I will never forget the last letter my grandfather ever wrote me. The year was 1986. I was 24 years old, living a dissolute expatriate life in Taipei, Taiwan; a life full of sleazy discos, motorcycles and scores of fresh-faced Taiwanese children to whom I taught English.
In those pre-e-mail days, a letter from the States was a major event, especially from my grandfather, who, as he felt the end approaching, was taking very seriously his responsibility to share whatever wisdom he had accumulated with his wayward grandson. The letters were absurdly learned, stocked with quotations from the likes of Thomas Aquinas and St. Augustine and filled with meditations on how my personal (mis)behavior had been molded by several thousand years of Western civilization.
But in this letter there was one paragraph that broke out of the lecture hall and into the living room. The Red Sox, my grandfather noted, had a three games to one lead in the World Series over the New York Mets. "I am about to witness," wrote my grandfather, "something that I have waited my entire adult life to see."
My grandfather lived in southern New Hampshire, and had deep roots in New England. He was a devoted Red Sox fan, and in the later years of life suffered from an insomnia whose only saving grace was that it allowed him to listen to the radio broadcasts of late-night West Coast road games. During the summers I spent in New Hampshire as a boy, when I stumbled to breakfast he would regale me with the full details of the games -- details that none of the papers we could get in New Hampshire would have.
Alas, by the time that letter reached me in Taiwan, the Series was already over, and anyone with even the faintest acquaintance with baseball knows what happened, knows the horror that was inflicted upon an entire generation of Red Sox fans. I could only shake my head in rueful dismay, imagining the pain that he had experienced watching those final games. My grandfather, a scientist and doctor who was a great believer in logic, never understood how a pitcher's control could just suddenly desert him in the middle of an inning, or an at bat. I'm sure he found the complete collapse of the Red Sox in 1986 equally mystifying.
I never had the chance to discuss it with him in detail. Just a few short weeks after I received the letter, my grandfather passed away.
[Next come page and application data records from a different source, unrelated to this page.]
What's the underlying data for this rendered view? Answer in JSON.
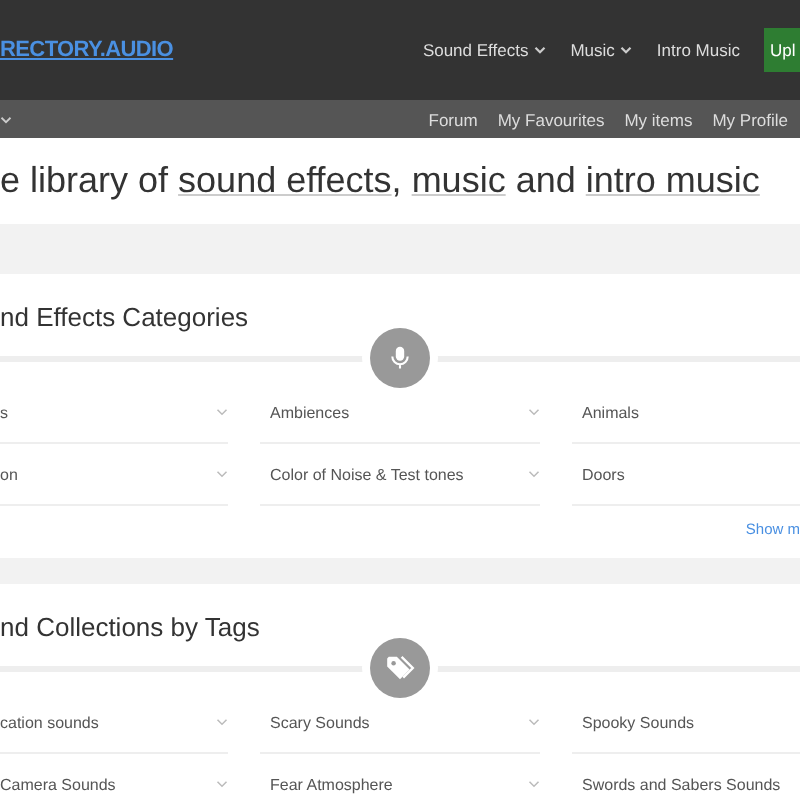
{
  "header": {
    "logo": "RECTORY.AUDIO",
    "nav": [
      {
        "label": "Sound Effects",
        "dropdown": true
      },
      {
        "label": "Music",
        "dropdown": true
      },
      {
        "label": "Intro Music",
        "dropdown": false
      }
    ],
    "upload_button": "Upl"
  },
  "subnav": {
    "links": [
      "Forum",
      "My Favourites",
      "My items",
      "My Profile"
    ]
  },
  "headline": [
    {
      "before": "e library of ",
      "link": "sound effects"
    },
    {
      "before": ", ",
      "link": "music"
    },
    {
      "before": " and ",
      "link": "intro music"
    }
  ],
  "sections": [
    {
      "title": "nd Effects Categories",
      "items": [
        {
          "label": "s"
        },
        {
          "label": "Ambiences"
        },
        {
          "label": "Animals"
        },
        {
          "label": "on"
        },
        {
          "label": "Color of Noise & Test tones"
        },
        {
          "label": "Doors"
        }
      ],
      "show_more": "Show m"
    },
    {
      "title": "nd Collections by Tags",
      "items": [
        {
          "label": "cation sounds"
        },
        {
          "label": "Scary Sounds"
        },
        {
          "label": "Spooky Sounds"
        },
        {
          "label": "Camera Sounds"
        },
        {
          "label": "Fear Atmosphere"
        },
        {
          "label": "Swords and Sabers Sounds"
        }
      ]
    }
  ]
}
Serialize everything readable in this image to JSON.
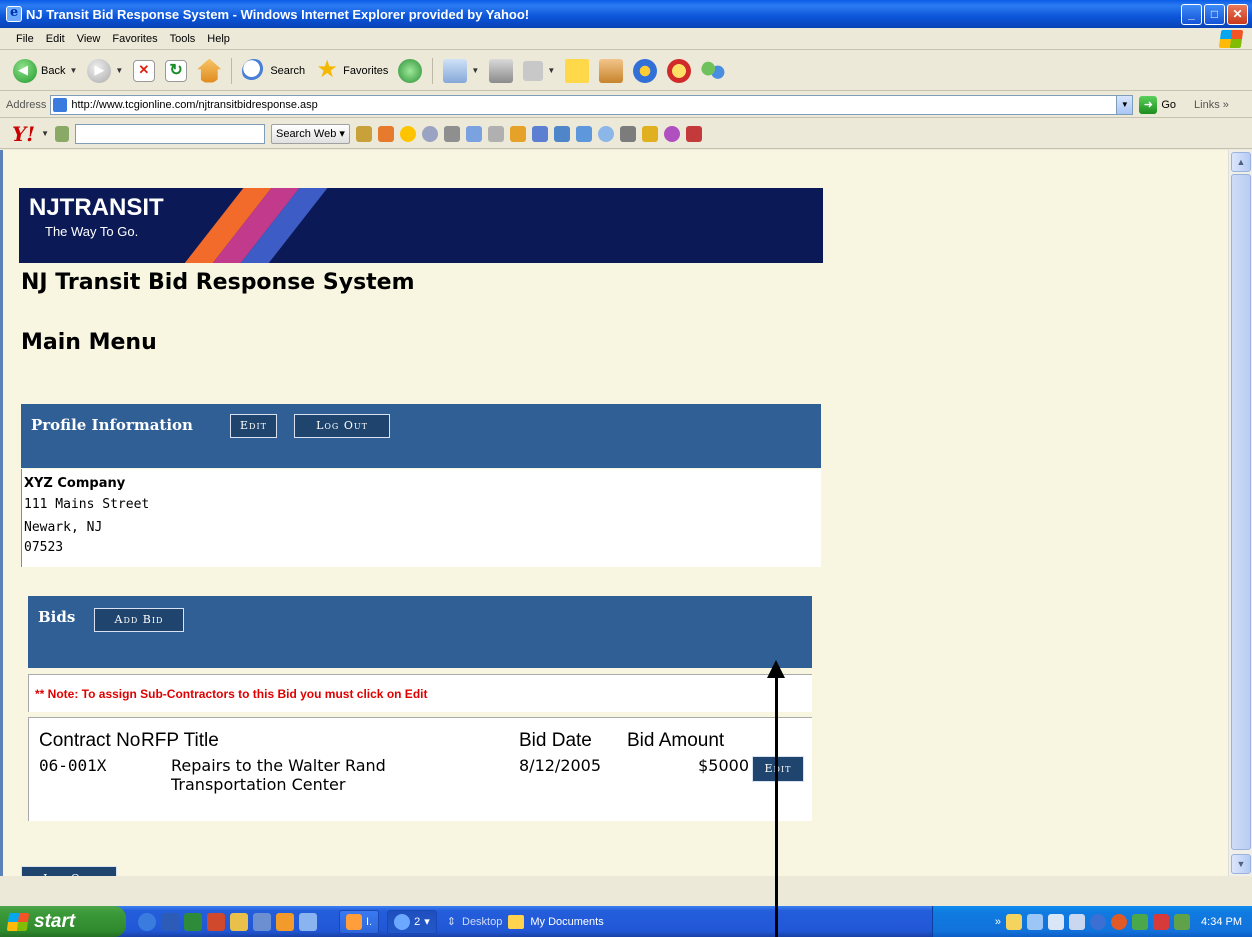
{
  "window": {
    "title": "NJ Transit Bid Response System - Windows Internet Explorer provided by Yahoo!"
  },
  "menu": [
    "File",
    "Edit",
    "View",
    "Favorites",
    "Tools",
    "Help"
  ],
  "toolbar": {
    "back_label": "Back",
    "search_label": "Search",
    "favorites_label": "Favorites"
  },
  "address": {
    "label": "Address",
    "url": "http://www.tcgionline.com/njtransitbidresponse.asp",
    "go_label": "Go",
    "links_label": "Links"
  },
  "yahoo": {
    "search_web_label": "Search Web"
  },
  "page": {
    "logo_text": "NJTRANSIT",
    "tagline": "The Way To Go.",
    "title": "NJ Transit Bid Response System",
    "subtitle": "Main Menu",
    "profile": {
      "header": "Profile Information",
      "edit_label": "Edit",
      "logout_label": "Log Out",
      "company": "XYZ Company",
      "street": "111 Mains Street",
      "city": "Newark, NJ",
      "zip": "07523"
    },
    "bids": {
      "header": "Bids",
      "add_bid_label": "Add Bid",
      "note": "** Note: To assign Sub-Contractors to this Bid you must click on Edit",
      "columns": [
        "Contract No",
        "RFP Title",
        "Bid Date",
        "Bid Amount"
      ],
      "rows": [
        {
          "contract_no": "06-001X",
          "rfp_title_line1": "Repairs to the Walter Rand",
          "rfp_title_line2": "Transportation Center",
          "bid_date": "8/12/2005",
          "bid_amount": "$5000",
          "edit_label": "Edit"
        }
      ]
    },
    "bottom_logout_label": "Log Out"
  },
  "taskbar": {
    "start_label": "start",
    "task1_label": "I.",
    "task2_label": "2",
    "desktop_label": "Desktop",
    "my_documents_label": "My Documents",
    "clock": "4:34 PM"
  }
}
I've missed him ever since. Usually the missing takes a particular form. As I wonder at my own children, at their keen minds and sparkling wit, I wish that he could have met them -- he would have been extraordinarily delighted with them, with their observations about the world, and their curiosity as to all things. When they ask questions of me, I often feel my grandfather rise up inside, and am compelled to explain to them how whatever it is that is puzzling them had its roots in the deliberations of philosophers in ancient Greece. They often look at me dumbstruck as I veer off into space and time, but they also, I know, love it -- they relish the attempt to draw the big picture.
The last two weeks, however, my grandfather has again been much in my mind. The mind-boggling victory over the Yankees, a team even Socrates would have loved to hate, followed by the stunning disemboweling of the Cardinals, would have brought a smile to his face, would have sent his eyebrows arching to the sky. I'm sorry he missed it -- but I'm still here, and he's in me, so maybe he didn't really miss it, after all.